_WHAT YOU SHOULD DO_
From top to bottom, each entry below must be reproduced exactly.

Records contained in a dataset

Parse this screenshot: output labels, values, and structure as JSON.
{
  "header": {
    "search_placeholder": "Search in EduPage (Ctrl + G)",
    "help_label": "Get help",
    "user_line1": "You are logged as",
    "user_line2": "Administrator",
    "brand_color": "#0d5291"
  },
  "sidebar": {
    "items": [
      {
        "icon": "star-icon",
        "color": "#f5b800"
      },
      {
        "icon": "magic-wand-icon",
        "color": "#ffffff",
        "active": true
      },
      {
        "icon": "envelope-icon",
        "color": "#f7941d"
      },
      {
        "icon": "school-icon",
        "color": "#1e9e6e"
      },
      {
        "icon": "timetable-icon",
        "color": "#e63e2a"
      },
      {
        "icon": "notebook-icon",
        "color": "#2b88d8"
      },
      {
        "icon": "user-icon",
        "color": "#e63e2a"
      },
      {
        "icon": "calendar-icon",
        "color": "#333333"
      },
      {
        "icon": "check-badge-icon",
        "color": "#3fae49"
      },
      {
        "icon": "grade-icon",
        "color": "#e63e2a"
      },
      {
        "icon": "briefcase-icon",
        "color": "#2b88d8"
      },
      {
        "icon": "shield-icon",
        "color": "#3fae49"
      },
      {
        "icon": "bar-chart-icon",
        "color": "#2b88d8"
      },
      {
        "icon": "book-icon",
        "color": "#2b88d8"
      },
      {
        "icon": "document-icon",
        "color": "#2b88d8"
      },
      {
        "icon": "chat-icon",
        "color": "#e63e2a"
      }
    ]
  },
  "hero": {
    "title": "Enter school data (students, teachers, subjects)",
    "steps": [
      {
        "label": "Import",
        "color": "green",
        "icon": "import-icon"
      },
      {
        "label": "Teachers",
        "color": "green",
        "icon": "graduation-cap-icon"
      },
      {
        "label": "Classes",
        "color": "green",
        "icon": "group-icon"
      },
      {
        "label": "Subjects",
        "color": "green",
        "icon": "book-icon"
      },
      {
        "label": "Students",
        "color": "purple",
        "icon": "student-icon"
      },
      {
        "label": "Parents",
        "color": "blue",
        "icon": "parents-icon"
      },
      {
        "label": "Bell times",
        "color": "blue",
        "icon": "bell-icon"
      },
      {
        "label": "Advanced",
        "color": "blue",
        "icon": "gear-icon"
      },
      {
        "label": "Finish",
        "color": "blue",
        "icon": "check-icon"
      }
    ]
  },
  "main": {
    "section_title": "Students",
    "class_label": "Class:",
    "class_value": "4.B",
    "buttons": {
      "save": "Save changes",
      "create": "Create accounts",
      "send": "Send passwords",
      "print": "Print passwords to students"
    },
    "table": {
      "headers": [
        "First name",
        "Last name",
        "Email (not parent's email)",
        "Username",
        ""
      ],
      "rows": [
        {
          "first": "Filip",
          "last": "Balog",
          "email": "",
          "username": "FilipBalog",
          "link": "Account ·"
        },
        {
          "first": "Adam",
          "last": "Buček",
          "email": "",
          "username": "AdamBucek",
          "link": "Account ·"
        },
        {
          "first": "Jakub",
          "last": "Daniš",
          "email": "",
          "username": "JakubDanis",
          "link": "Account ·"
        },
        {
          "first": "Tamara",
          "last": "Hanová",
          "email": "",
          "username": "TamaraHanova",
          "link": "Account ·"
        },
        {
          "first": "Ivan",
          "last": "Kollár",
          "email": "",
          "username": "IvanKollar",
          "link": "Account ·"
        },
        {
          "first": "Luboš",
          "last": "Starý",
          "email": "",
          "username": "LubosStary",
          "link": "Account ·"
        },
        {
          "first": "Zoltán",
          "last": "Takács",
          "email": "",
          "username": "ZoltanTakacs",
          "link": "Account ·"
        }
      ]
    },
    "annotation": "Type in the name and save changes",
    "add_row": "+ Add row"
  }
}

_OUTPUT_
Parse this screenshot: output labels, values, and structure as JSON.
{
  "header": {
    "search_placeholder": "Search in EduPage (Ctrl + G)",
    "help_label": "Get help",
    "user_line1": "You are logged as",
    "user_line2": "Administrator",
    "brand_color": "#0d5291"
  },
  "sidebar": {
    "items": [
      {
        "icon": "star-icon",
        "color": "#f5b800"
      },
      {
        "icon": "magic-wand-icon",
        "color": "#ffffff",
        "active": true
      },
      {
        "icon": "envelope-icon",
        "color": "#f7941d"
      },
      {
        "icon": "school-icon",
        "color": "#1e9e6e"
      },
      {
        "icon": "timetable-icon",
        "color": "#e63e2a"
      },
      {
        "icon": "notebook-icon",
        "color": "#2b88d8"
      },
      {
        "icon": "user-icon",
        "color": "#e63e2a"
      },
      {
        "icon": "calendar-icon",
        "color": "#333333"
      },
      {
        "icon": "check-badge-icon",
        "color": "#3fae49"
      },
      {
        "icon": "grade-icon",
        "color": "#e63e2a"
      },
      {
        "icon": "briefcase-icon",
        "color": "#2b88d8"
      },
      {
        "icon": "shield-icon",
        "color": "#3fae49"
      },
      {
        "icon": "bar-chart-icon",
        "color": "#2b88d8"
      },
      {
        "icon": "book-icon",
        "color": "#2b88d8"
      },
      {
        "icon": "document-icon",
        "color": "#2b88d8"
      },
      {
        "icon": "chat-icon",
        "color": "#e63e2a"
      }
    ]
  },
  "hero": {
    "title": "Enter school data (students, teachers, subjects)",
    "steps": [
      {
        "label": "Import",
        "color": "green",
        "icon": "import-icon"
      },
      {
        "label": "Teachers",
        "color": "green",
        "icon": "graduation-cap-icon"
      },
      {
        "label": "Classes",
        "color": "green",
        "icon": "group-icon"
      },
      {
        "label": "Subjects",
        "color": "green",
        "icon": "book-icon"
      },
      {
        "label": "Students",
        "color": "purple",
        "icon": "student-icon"
      },
      {
        "label": "Parents",
        "color": "blue",
        "icon": "parents-icon"
      },
      {
        "label": "Bell times",
        "color": "blue",
        "icon": "bell-icon"
      },
      {
        "label": "Advanced",
        "color": "blue",
        "icon": "gear-icon"
      },
      {
        "label": "Finish",
        "color": "blue",
        "icon": "check-icon"
      }
    ]
  },
  "main": {
    "section_title": "Students",
    "class_label": "Class:",
    "class_value": "4.B",
    "buttons": {
      "save": "Save changes",
      "create": "Create accounts",
      "send": "Send passwords",
      "print": "Print passwords to students"
    },
    "table": {
      "headers": [
        "First name",
        "Last name",
        "Email (not parent's email)",
        "Username",
        ""
      ],
      "rows": [
        {
          "first": "Filip",
          "last": "Balog",
          "email": "",
          "username": "FilipBalog",
          "link": "Account ·"
        },
        {
          "first": "Adam",
          "last": "Buček",
          "email": "",
          "username": "AdamBucek",
          "link": "Account ·"
        },
        {
          "first": "Jakub",
          "last": "Daniš",
          "email": "",
          "username": "JakubDanis",
          "link": "Account ·"
        },
        {
          "first": "Tamara",
          "last": "Hanová",
          "email": "",
          "username": "TamaraHanova",
          "link": "Account ·"
        },
        {
          "first": "Ivan",
          "last": "Kollár",
          "email": "",
          "username": "IvanKollar",
          "link": "Account ·"
        },
        {
          "first": "Luboš",
          "last": "Starý",
          "email": "",
          "username": "LubosStary",
          "link": "Account ·"
        },
        {
          "first": "Zoltán",
          "last": "Takács",
          "email": "",
          "username": "ZoltanTakacs",
          "link": "Account ·"
        }
      ]
    },
    "annotation": "Type in the name and save changes",
    "add_row": "+ Add row"
  }
}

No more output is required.